The University of Zurich has commissioned an independent study to determine whether recent technical-parameter changes will affect the pension fund’s ability to fulfil its obligations.
The fund (BVK) – for local entities and other authorities in the canton of Zurich – decided last summer to make major cuts, lowering the conversion rate to 4.8% and the discount rate to 2%.
Other pension funds in Switzerland have taken similar steps in recent years, but the BVK’s amendments, while welcomed by many experts, were seen as being particularly drastic.
The BVK is investing CHF950m (€775m) in total to soften the effects of the changes to the technical parameters.
People above the age of 48, once the new parameters are applied from 2017, will receive a monthly top-up if they remain with the BVK for another five years.
Those that have already reached the age of 60 that year “will be guaranteed a minimum pension based on a theoretical retirement a day before the lower conversion rate takes effect”, a spokesman for the pension fund told IPE.
“This is to prevent people being forced into early retirement because of the measures taken.”
The BVK’s spokesman said there was “a lot of pressure on the young people who are getting less interest on their assets today because the money is needed to finance pension promises made with a too high conversion rate”.
Many of the authorities that are currently members of the BVK, however, are now criticising the move, and some are even mulling an exit.

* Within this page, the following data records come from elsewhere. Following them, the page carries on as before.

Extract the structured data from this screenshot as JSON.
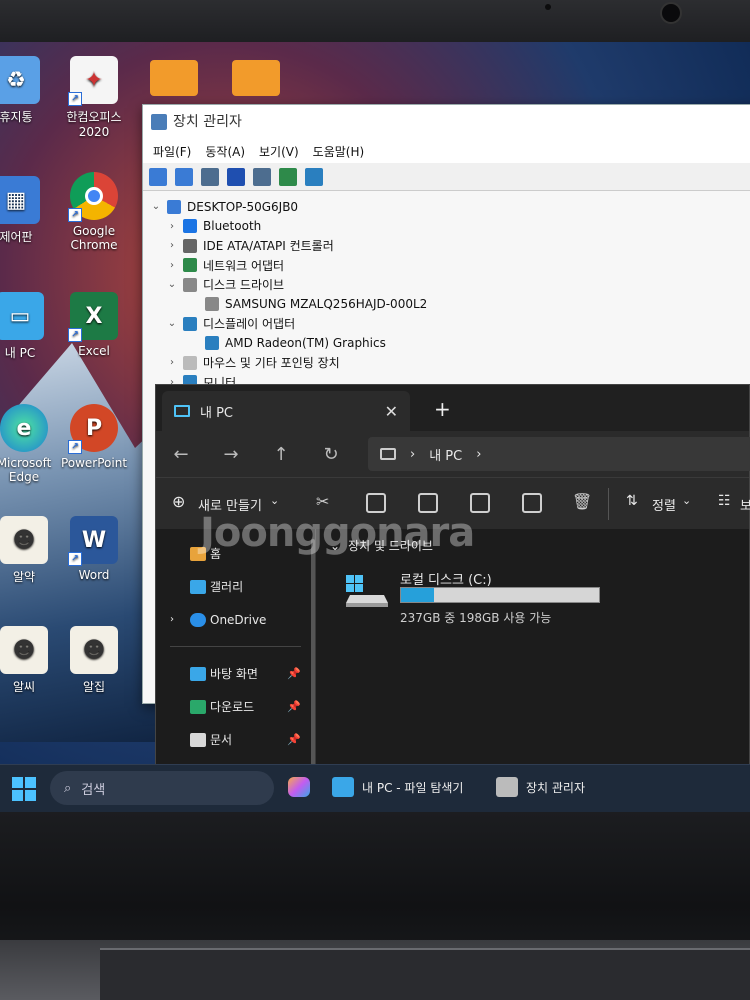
{
  "desktop_icons": [
    {
      "label": "휴지통"
    },
    {
      "label": "한컴오피스 2020"
    },
    {
      "label": "제어판"
    },
    {
      "label": "Google Chrome"
    },
    {
      "label": "내 PC"
    },
    {
      "label": "Excel"
    },
    {
      "label": "Microsoft Edge"
    },
    {
      "label": "PowerPoint"
    },
    {
      "label": "알약"
    },
    {
      "label": "Word"
    },
    {
      "label": "알씨"
    },
    {
      "label": "알집"
    }
  ],
  "device_manager": {
    "title": "장치 관리자",
    "menu": [
      "파일(F)",
      "동작(A)",
      "보기(V)",
      "도움말(H)"
    ],
    "tree": [
      {
        "label": "DESKTOP-50G6JB0",
        "level": 0,
        "expanded": true
      },
      {
        "label": "Bluetooth",
        "level": 1,
        "expanded": false
      },
      {
        "label": "IDE ATA/ATAPI 컨트롤러",
        "level": 1,
        "expanded": false
      },
      {
        "label": "네트워크 어댑터",
        "level": 1,
        "expanded": false
      },
      {
        "label": "디스크 드라이브",
        "level": 1,
        "expanded": true
      },
      {
        "label": "SAMSUNG MZALQ256HAJD-000L2",
        "level": 2
      },
      {
        "label": "디스플레이 어댑터",
        "level": 1,
        "expanded": true
      },
      {
        "label": "AMD Radeon(TM) Graphics",
        "level": 2
      },
      {
        "label": "마우스 및 기타 포인팅 장치",
        "level": 1,
        "expanded": false
      },
      {
        "label": "모니터",
        "level": 1,
        "expanded": false
      }
    ]
  },
  "explorer": {
    "tab_title": "내 PC",
    "address": "내 PC",
    "new_button": "새로 만들기",
    "sort_label": "정렬",
    "view_label": "보",
    "sidebar": [
      {
        "label": "홈"
      },
      {
        "label": "갤러리"
      },
      {
        "label": "OneDrive"
      },
      {
        "label": "바탕 화면"
      },
      {
        "label": "다운로드"
      },
      {
        "label": "문서"
      }
    ],
    "group_title": "장치 및 드라이브",
    "drive": {
      "name": "로컬 디스크 (C:)",
      "space_text": "237GB 중 198GB 사용 가능",
      "used_fraction": 0.165
    }
  },
  "taskbar": {
    "search_placeholder": "검색",
    "items": [
      {
        "label": "내 PC - 파일 탐색기"
      },
      {
        "label": "장치 관리자"
      }
    ]
  },
  "watermark": "Joonggonara",
  "colors": {
    "accent": "#26a0da",
    "taskbar": "#1e2a3a",
    "explorer_bg": "#1c1c1c"
  }
}
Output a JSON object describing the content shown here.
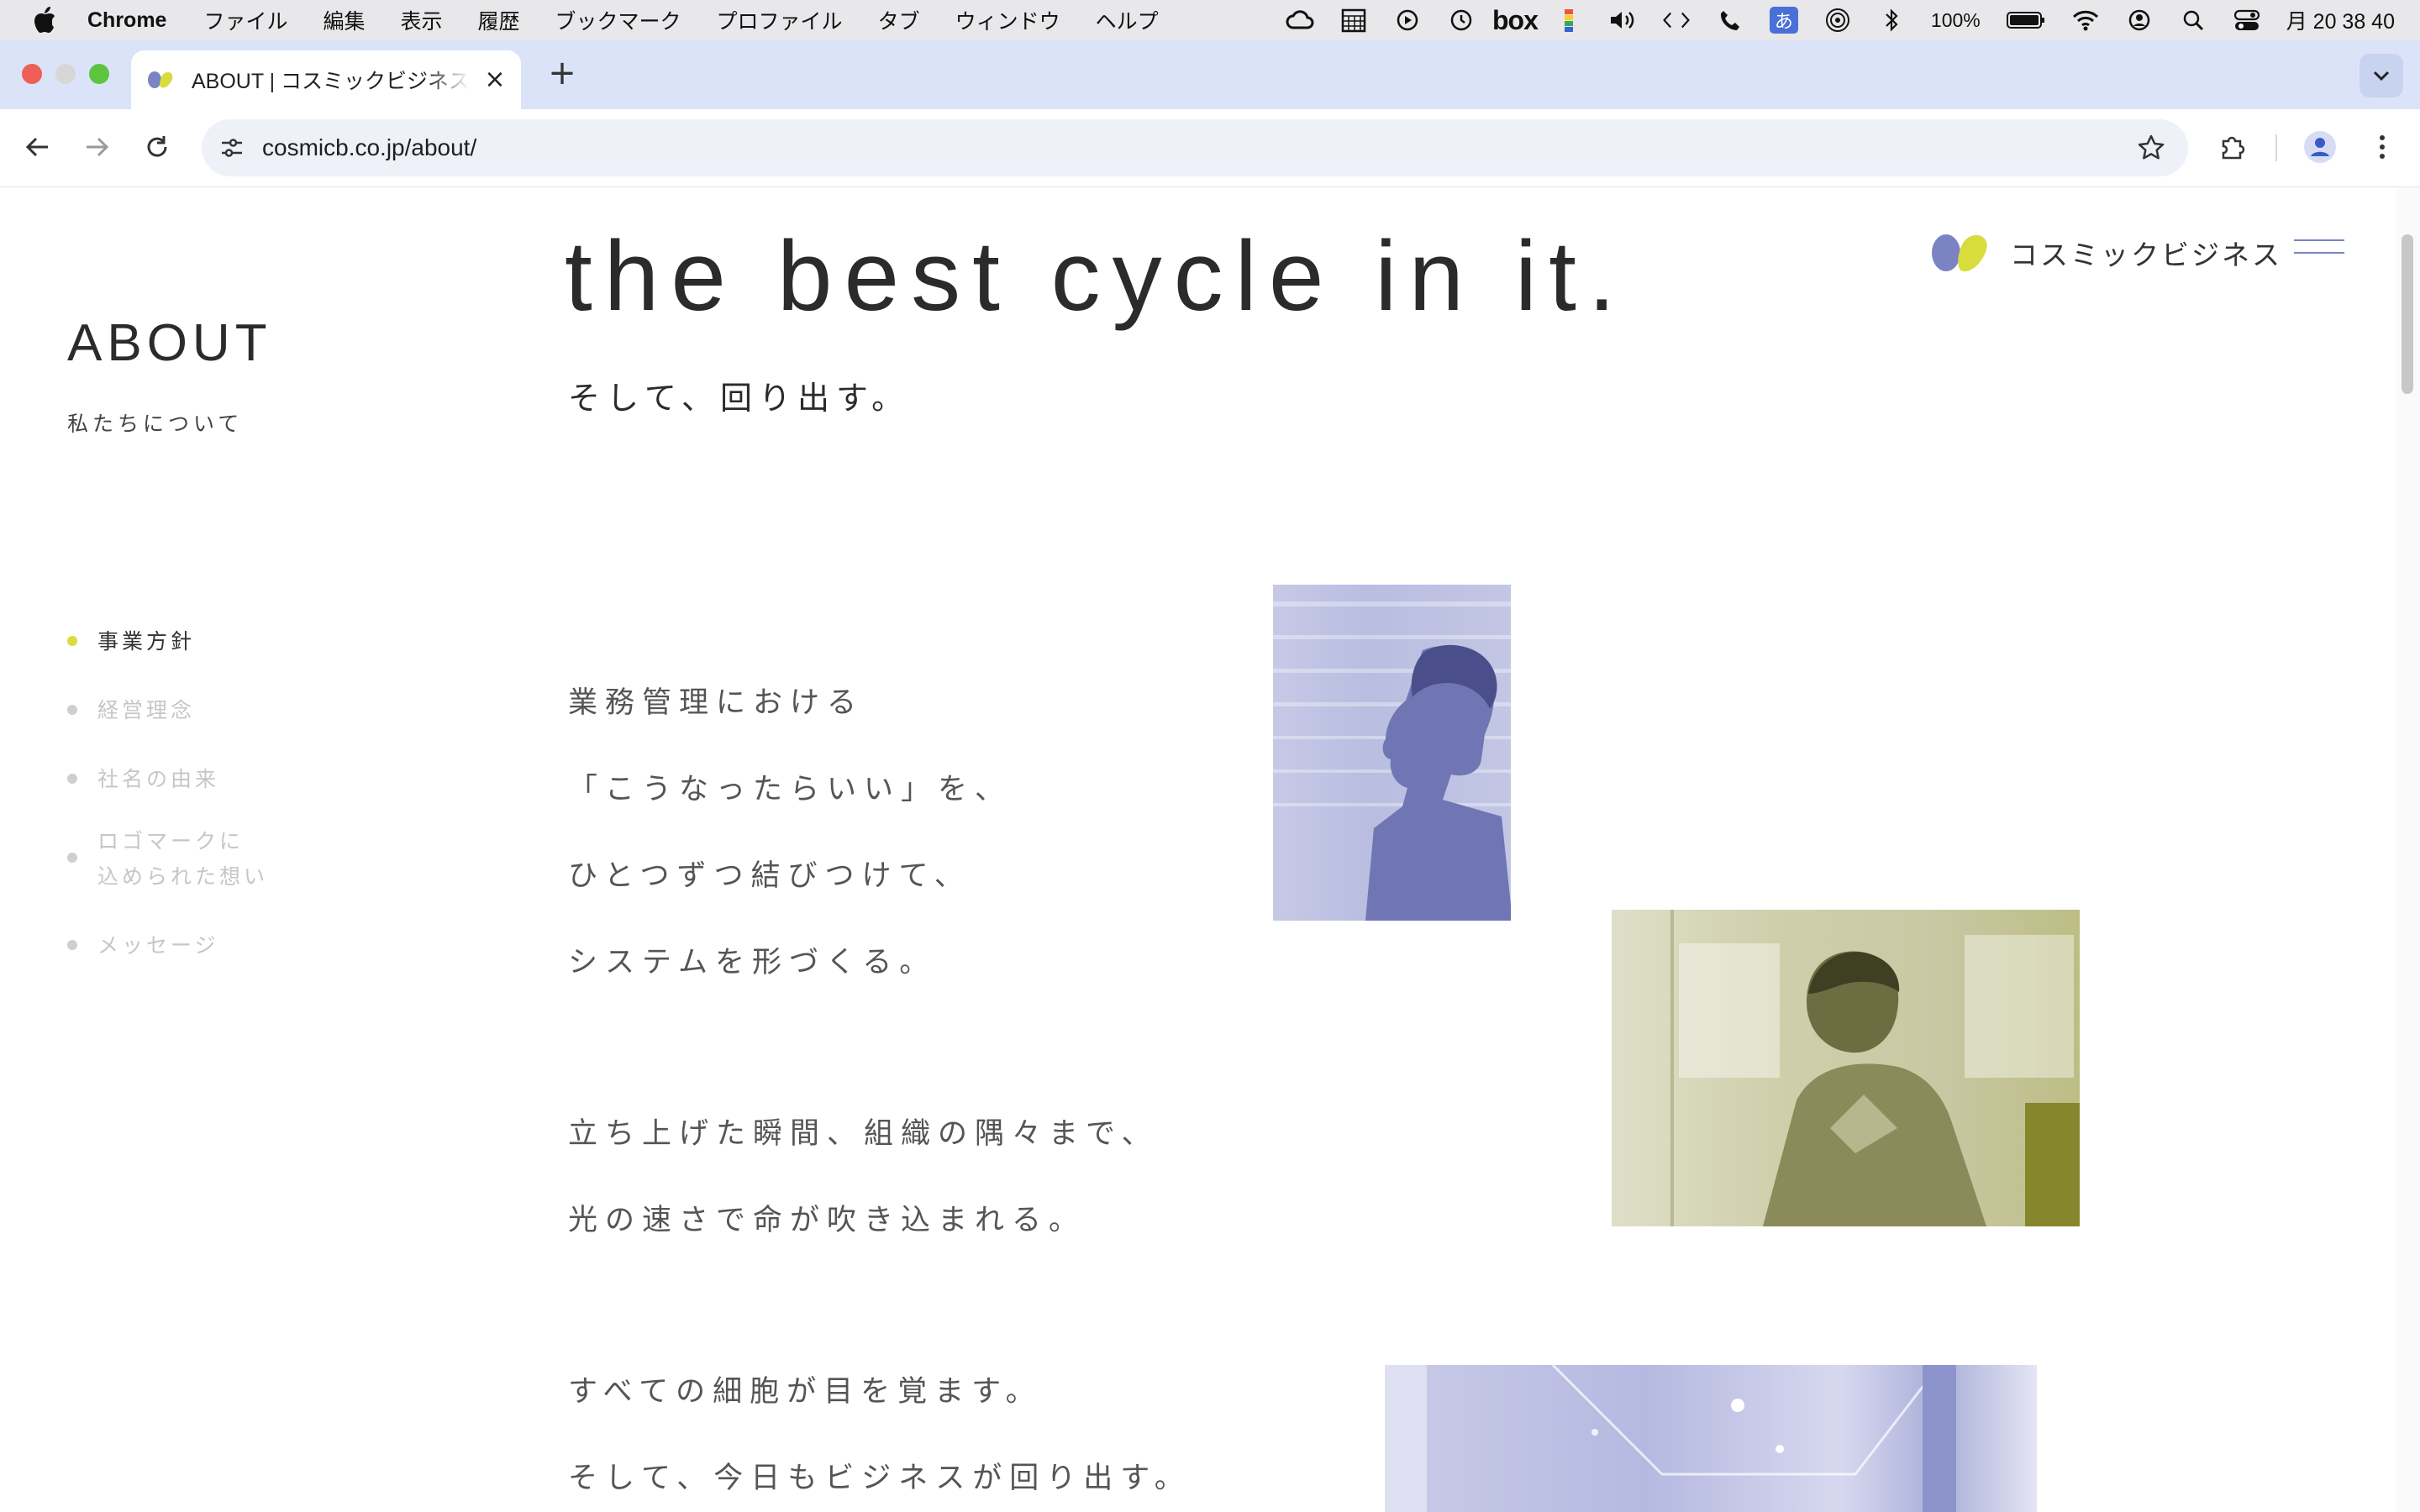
{
  "menubar": {
    "app_name": "Chrome",
    "menus": [
      "ファイル",
      "編集",
      "表示",
      "履歴",
      "ブックマーク",
      "プロファイル",
      "タブ",
      "ウィンドウ",
      "ヘルプ"
    ],
    "battery": "100%",
    "clock": "月 20 38 40",
    "box_label": "box",
    "ime_label": "あ"
  },
  "browser": {
    "tab_title": "ABOUT | コスミックビジネス株式会社",
    "url": "cosmicb.co.jp/about/"
  },
  "page": {
    "section_title": "ABOUT",
    "section_subtitle": "私たちについて",
    "headline": "the best cycle in it.",
    "subheadline": "そして、回り出す。",
    "logo_name": "コスミックビジネス",
    "nav": [
      {
        "label": "事業方針",
        "active": true
      },
      {
        "label": "経営理念",
        "active": false
      },
      {
        "label": "社名の由来",
        "active": false
      },
      {
        "label_line1": "ロゴマークに",
        "label_line2": "込められた想い",
        "active": false
      },
      {
        "label": "メッセージ",
        "active": false
      }
    ],
    "body_lines": [
      "業務管理における",
      "「こうなったらいい」を、",
      "ひとつずつ結びつけて、",
      "システムを形づくる。",
      "立ち上げた瞬間、組織の隅々まで、",
      "光の速さで命が吹き込まれる。",
      "すべての細胞が目を覚ます。",
      "そして、今日もビジネスが回り出す。"
    ]
  },
  "colors": {
    "accent_yellow": "#d8dc3c",
    "accent_blue": "#7b83c2",
    "tab_strip": "#dbe3f8"
  }
}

The University of Zurich has now established a working group to look into the effects the changes will have on its 4,500 employees in the fund.

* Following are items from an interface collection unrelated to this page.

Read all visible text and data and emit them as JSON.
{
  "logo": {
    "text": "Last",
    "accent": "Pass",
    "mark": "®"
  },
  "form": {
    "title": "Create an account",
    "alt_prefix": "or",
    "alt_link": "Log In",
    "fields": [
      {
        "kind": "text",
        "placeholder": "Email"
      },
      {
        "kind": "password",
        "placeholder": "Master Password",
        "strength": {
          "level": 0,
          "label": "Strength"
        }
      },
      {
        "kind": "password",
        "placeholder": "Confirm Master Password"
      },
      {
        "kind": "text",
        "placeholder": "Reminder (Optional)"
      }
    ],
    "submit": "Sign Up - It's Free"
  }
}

The university said in a newsletter to its members that the “drastic changes allow the University to terminate the contract with the BVK early per year-end 2016 and to join another pension fund”.
It put together a panel of experts to look into “all possibilities”, including “getting offers from other Pensionskassen”.

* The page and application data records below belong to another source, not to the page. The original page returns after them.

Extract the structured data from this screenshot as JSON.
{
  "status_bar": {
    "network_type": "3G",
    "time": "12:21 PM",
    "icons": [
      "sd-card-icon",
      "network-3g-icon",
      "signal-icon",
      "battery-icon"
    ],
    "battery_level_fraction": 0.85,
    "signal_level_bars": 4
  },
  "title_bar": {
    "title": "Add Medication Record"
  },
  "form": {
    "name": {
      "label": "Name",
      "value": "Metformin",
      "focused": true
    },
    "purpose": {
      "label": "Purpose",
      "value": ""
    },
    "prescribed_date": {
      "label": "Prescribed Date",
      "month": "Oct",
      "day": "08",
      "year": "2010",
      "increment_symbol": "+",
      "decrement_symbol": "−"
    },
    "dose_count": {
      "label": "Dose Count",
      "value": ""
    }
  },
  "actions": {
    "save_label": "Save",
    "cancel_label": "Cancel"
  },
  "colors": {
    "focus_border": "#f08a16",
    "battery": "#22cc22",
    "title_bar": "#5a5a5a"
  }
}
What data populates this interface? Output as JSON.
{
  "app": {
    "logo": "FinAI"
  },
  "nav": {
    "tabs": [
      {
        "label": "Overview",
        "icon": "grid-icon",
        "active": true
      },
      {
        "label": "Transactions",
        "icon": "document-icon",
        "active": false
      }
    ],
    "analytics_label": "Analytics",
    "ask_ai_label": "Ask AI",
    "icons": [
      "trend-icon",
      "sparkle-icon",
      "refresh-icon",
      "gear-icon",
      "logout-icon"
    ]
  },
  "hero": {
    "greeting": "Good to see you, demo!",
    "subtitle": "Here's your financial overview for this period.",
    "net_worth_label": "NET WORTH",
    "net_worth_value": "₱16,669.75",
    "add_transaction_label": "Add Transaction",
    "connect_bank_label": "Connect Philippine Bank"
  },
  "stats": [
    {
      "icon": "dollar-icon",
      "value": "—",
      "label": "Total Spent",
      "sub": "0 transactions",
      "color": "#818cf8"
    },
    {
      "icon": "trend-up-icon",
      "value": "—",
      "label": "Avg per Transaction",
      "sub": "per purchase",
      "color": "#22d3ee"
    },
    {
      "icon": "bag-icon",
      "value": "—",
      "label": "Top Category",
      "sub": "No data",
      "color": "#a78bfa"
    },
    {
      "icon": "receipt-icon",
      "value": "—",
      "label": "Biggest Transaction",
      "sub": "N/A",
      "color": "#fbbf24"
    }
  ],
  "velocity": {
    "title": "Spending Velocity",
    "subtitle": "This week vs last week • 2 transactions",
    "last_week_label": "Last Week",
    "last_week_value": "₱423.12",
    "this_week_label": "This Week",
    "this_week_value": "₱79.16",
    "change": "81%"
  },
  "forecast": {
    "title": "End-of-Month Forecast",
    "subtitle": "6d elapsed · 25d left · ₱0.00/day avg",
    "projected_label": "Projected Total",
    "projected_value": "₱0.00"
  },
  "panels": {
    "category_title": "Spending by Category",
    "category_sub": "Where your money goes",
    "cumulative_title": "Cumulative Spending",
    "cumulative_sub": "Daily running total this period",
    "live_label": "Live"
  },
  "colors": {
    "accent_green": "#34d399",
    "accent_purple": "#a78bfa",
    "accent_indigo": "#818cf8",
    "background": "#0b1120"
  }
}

Another body in Zurich, the VZGV – an advisory board to municipalities made up of former municipal and city employees – has also commissioned an independent study with the consultancy Dipeka that will be used to advise municipalities and cities in the canton.
The study’s author, industry expert Boris Morf, said the cut in the technical parameters was an “adequate response to future developments” and that the application of a generation table instead of a periodic table was “sensible” and “positive, especially for young members.
He added that “most of the providers are confronted with the same problems as the BVK, and members have to be careful not to get out of the frying pan and into the fire”.